A growing body of data suggests that nicotine can have a detrimental effect on thyroid function. Animal research has established a cellular link between nicotine and thyroid activity. Human research also points to a possible connection between nicotine-induced altered thyroid function and cognitive impairment.
Nicotine may cause underactive or overactive thyroid symptoms in certain individuals. Reproductive-aged women, heavy smokers, and people attempting to quit smoking may be more susceptible to hypothyroidism. People already diagnosed with hyperthyroidism and the general population may more likely develop an increase in overactive thyroid symptoms.
Thyroid hormone levels should be closely monitored in smokers as well as in those attempting to quit so that abnormalities can be addressed.
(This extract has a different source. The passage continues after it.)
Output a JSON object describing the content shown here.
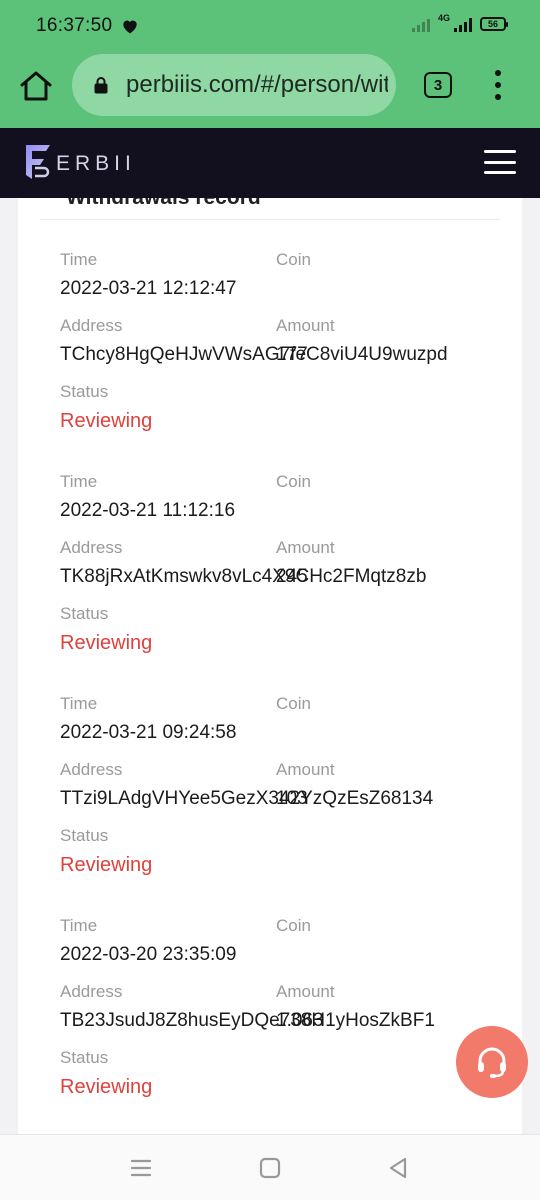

It may be that weight gain and other negative effects associated with smoking cessation can be minimized with thyroid hormone supplementation.